▶ [Records for the exercise]

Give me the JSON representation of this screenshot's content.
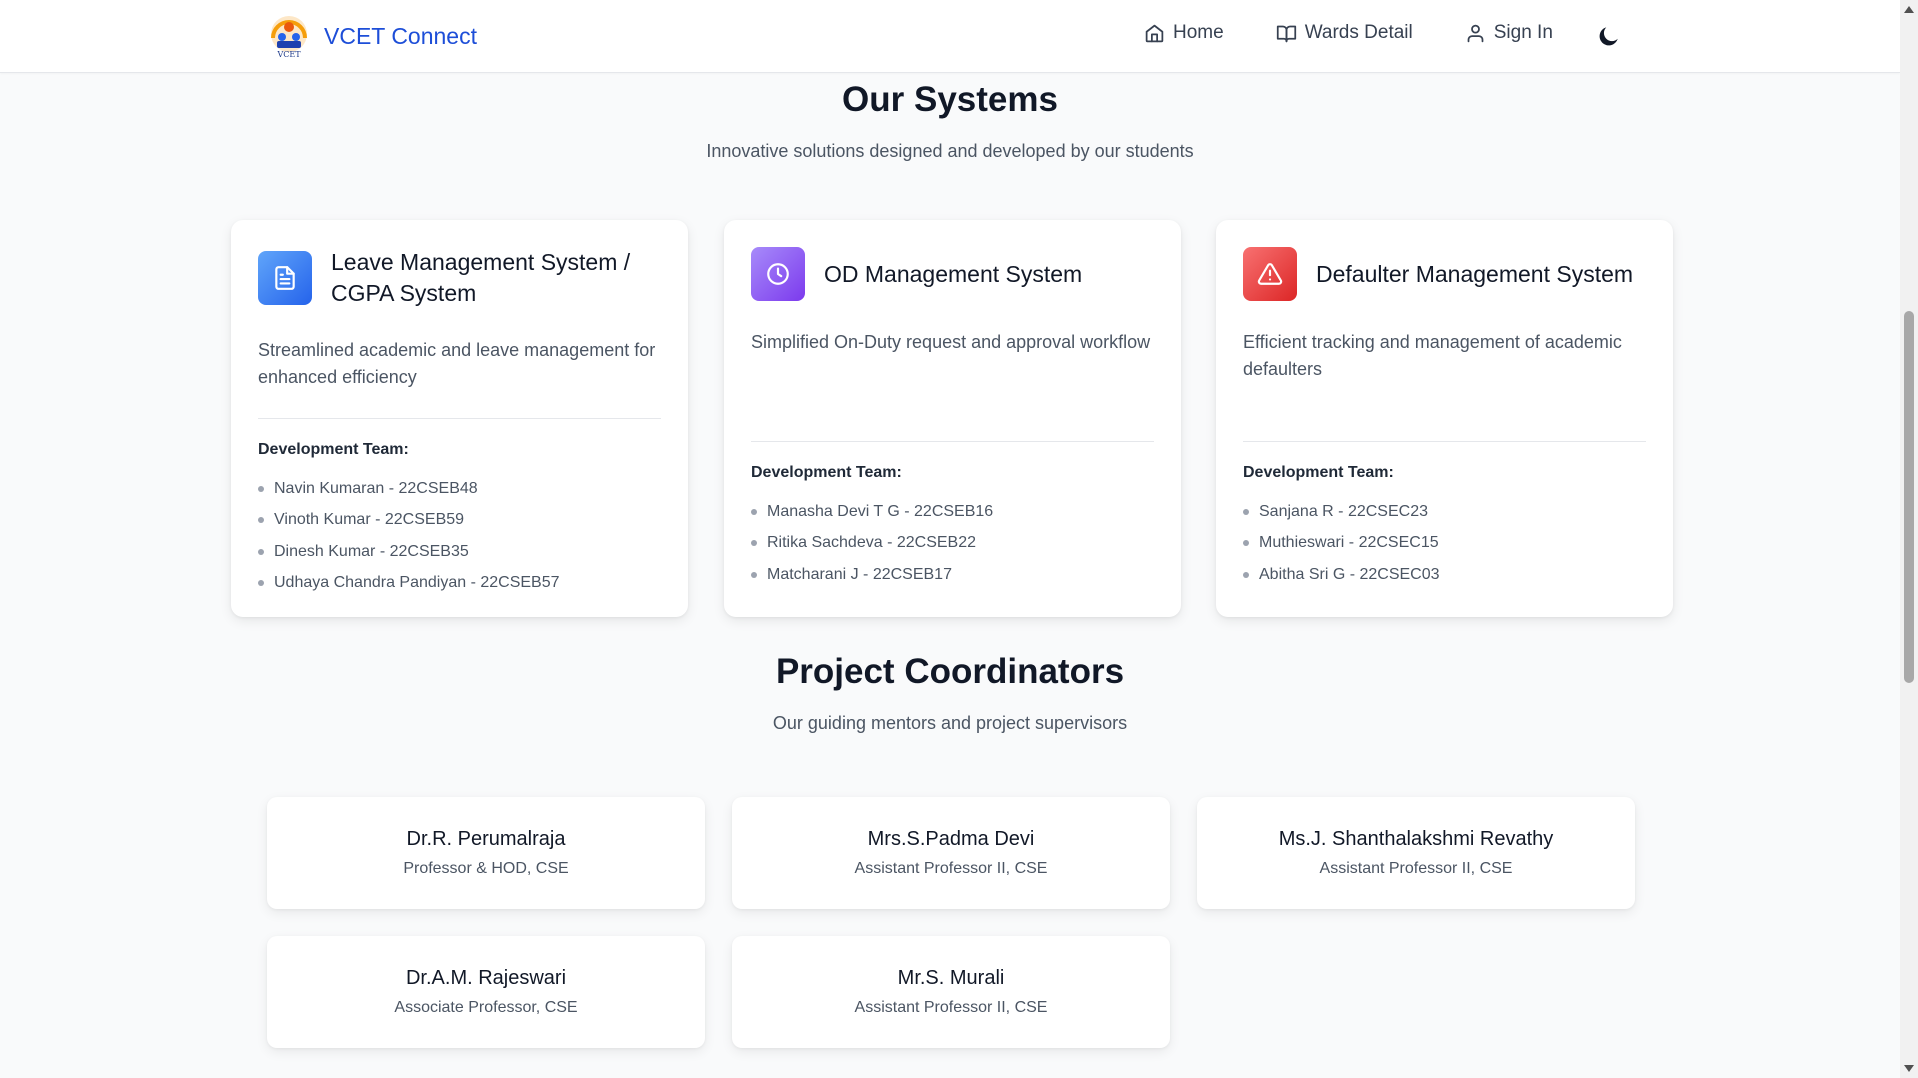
{
  "header": {
    "brand": "VCET Connect",
    "nav": [
      {
        "label": "Home",
        "icon": "home-icon"
      },
      {
        "label": "Wards Detail",
        "icon": "book-icon"
      },
      {
        "label": "Sign In",
        "icon": "user-icon"
      }
    ],
    "theme_toggle_icon": "moon-icon"
  },
  "systems": {
    "title": "Our Systems",
    "subtitle": "Innovative solutions designed and developed by our students",
    "team_heading": "Development Team:",
    "cards": [
      {
        "title": "Leave Management System / CGPA System",
        "description": "Streamlined academic and leave management for enhanced efficiency",
        "icon": "document-icon",
        "icon_color": "#3b82f6",
        "team": [
          "Navin Kumaran - 22CSEB48",
          "Vinoth Kumar - 22CSEB59",
          "Dinesh Kumar - 22CSEB35",
          "Udhaya Chandra Pandiyan - 22CSEB57"
        ]
      },
      {
        "title": "OD Management System",
        "description": "Simplified On-Duty request and approval workflow",
        "icon": "clock-icon",
        "icon_color": "#8b5cf6",
        "team": [
          "Manasha Devi T G - 22CSEB16",
          "Ritika Sachdeva - 22CSEB22",
          "Matcharani J - 22CSEB17"
        ]
      },
      {
        "title": "Defaulter Management System",
        "description": "Efficient tracking and management of academic defaulters",
        "icon": "alert-triangle-icon",
        "icon_color": "#ef4444",
        "team": [
          "Sanjana R - 22CSEC23",
          "Muthieswari - 22CSEC15",
          "Abitha Sri G - 22CSEC03"
        ]
      }
    ]
  },
  "coordinators": {
    "title": "Project Coordinators",
    "subtitle": "Our guiding mentors and project supervisors",
    "people": [
      {
        "name": "Dr.R. Perumalraja",
        "role": "Professor & HOD, CSE"
      },
      {
        "name": "Mrs.S.Padma Devi",
        "role": "Assistant Professor II, CSE"
      },
      {
        "name": "Ms.J. Shanthalakshmi Revathy",
        "role": "Assistant Professor II, CSE"
      },
      {
        "name": "Dr.A.M. Rajeswari",
        "role": "Associate Professor, CSE"
      },
      {
        "name": "Mr.S. Murali",
        "role": "Assistant Professor II, CSE"
      }
    ]
  }
}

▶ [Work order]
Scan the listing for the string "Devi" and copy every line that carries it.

▶ [The completed task]
          "Manasha Devi T G - 22CSEB16",
        "name": "Mrs.S.Padma Devi",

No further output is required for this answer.